_Exercise brief:_
Collect all lines below with the string "Specification".

▼

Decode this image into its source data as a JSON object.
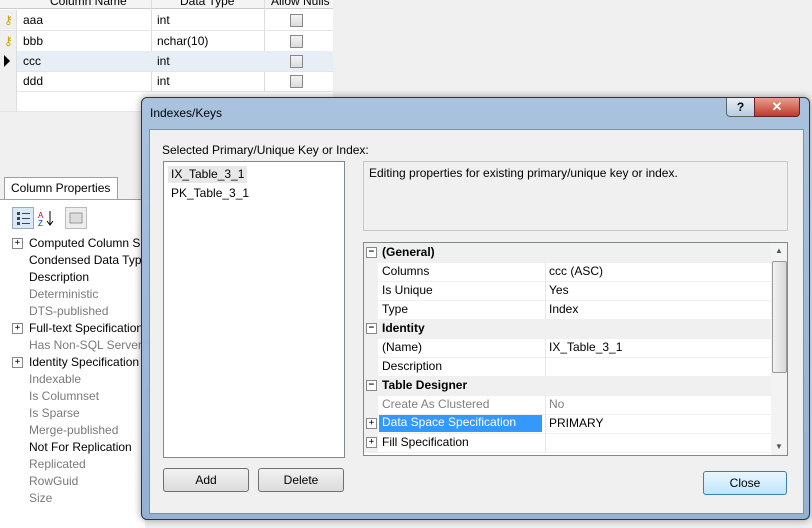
{
  "grid": {
    "headers": [
      "Column Name",
      "Data Type",
      "Allow Nulls"
    ],
    "rows": [
      {
        "name": "aaa",
        "type": "int"
      },
      {
        "name": "bbb",
        "type": "nchar(10)"
      },
      {
        "name": "ccc",
        "type": "int"
      },
      {
        "name": "ddd",
        "type": "int"
      }
    ]
  },
  "column_properties": {
    "tab": "Column Properties",
    "items": [
      {
        "label": "Computed Column Specification",
        "expand": "+"
      },
      {
        "label": "Condensed Data Type"
      },
      {
        "label": "Description"
      },
      {
        "label": "Deterministic"
      },
      {
        "label": "DTS-published"
      },
      {
        "label": "Full-text Specification",
        "expand": "+"
      },
      {
        "label": "Has Non-SQL Server Subscriber"
      },
      {
        "label": "Identity Specification",
        "expand": "+"
      },
      {
        "label": "Indexable"
      },
      {
        "label": "Is Columnset"
      },
      {
        "label": "Is Sparse"
      },
      {
        "label": "Merge-published"
      },
      {
        "label": "Not For Replication"
      },
      {
        "label": "Replicated"
      },
      {
        "label": "RowGuid"
      },
      {
        "label": "Size"
      }
    ]
  },
  "dialog": {
    "title": "Indexes/Keys",
    "help": "?",
    "close_glyph": "✕",
    "selected_label": "Selected Primary/Unique Key or Index:",
    "keys": [
      "IX_Table_3_1",
      "PK_Table_3_1"
    ],
    "description": "Editing properties for existing primary/unique key or index.",
    "add_label": "Add",
    "delete_label": "Delete",
    "close_label": "Close",
    "properties": [
      {
        "name": "(General)",
        "category": true,
        "expand": "−"
      },
      {
        "name": "Columns",
        "value": "ccc (ASC)"
      },
      {
        "name": "Is Unique",
        "value": "Yes"
      },
      {
        "name": "Type",
        "value": "Index"
      },
      {
        "name": "Identity",
        "category": true,
        "expand": "−"
      },
      {
        "name": "(Name)",
        "value": "IX_Table_3_1"
      },
      {
        "name": "Description",
        "value": ""
      },
      {
        "name": "Table Designer",
        "category": true,
        "expand": "−"
      },
      {
        "name": "Create As Clustered",
        "value": "No"
      },
      {
        "name": "Data Space Specification",
        "value": "PRIMARY",
        "expand": "+"
      },
      {
        "name": "Fill Specification",
        "value": "",
        "expand": "+"
      }
    ]
  },
  "colors": {
    "accent": "#3399ff",
    "title_bar": "#a9c3df",
    "close_red": "#c0392b"
  }
}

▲

_Solution to the problem:_
        "label": "Computed Column Specification",
        "label": "Full-text Specification",
        "label": "Identity Specification",
        "name": "Data Space Specification",
        "name": "Fill Specification",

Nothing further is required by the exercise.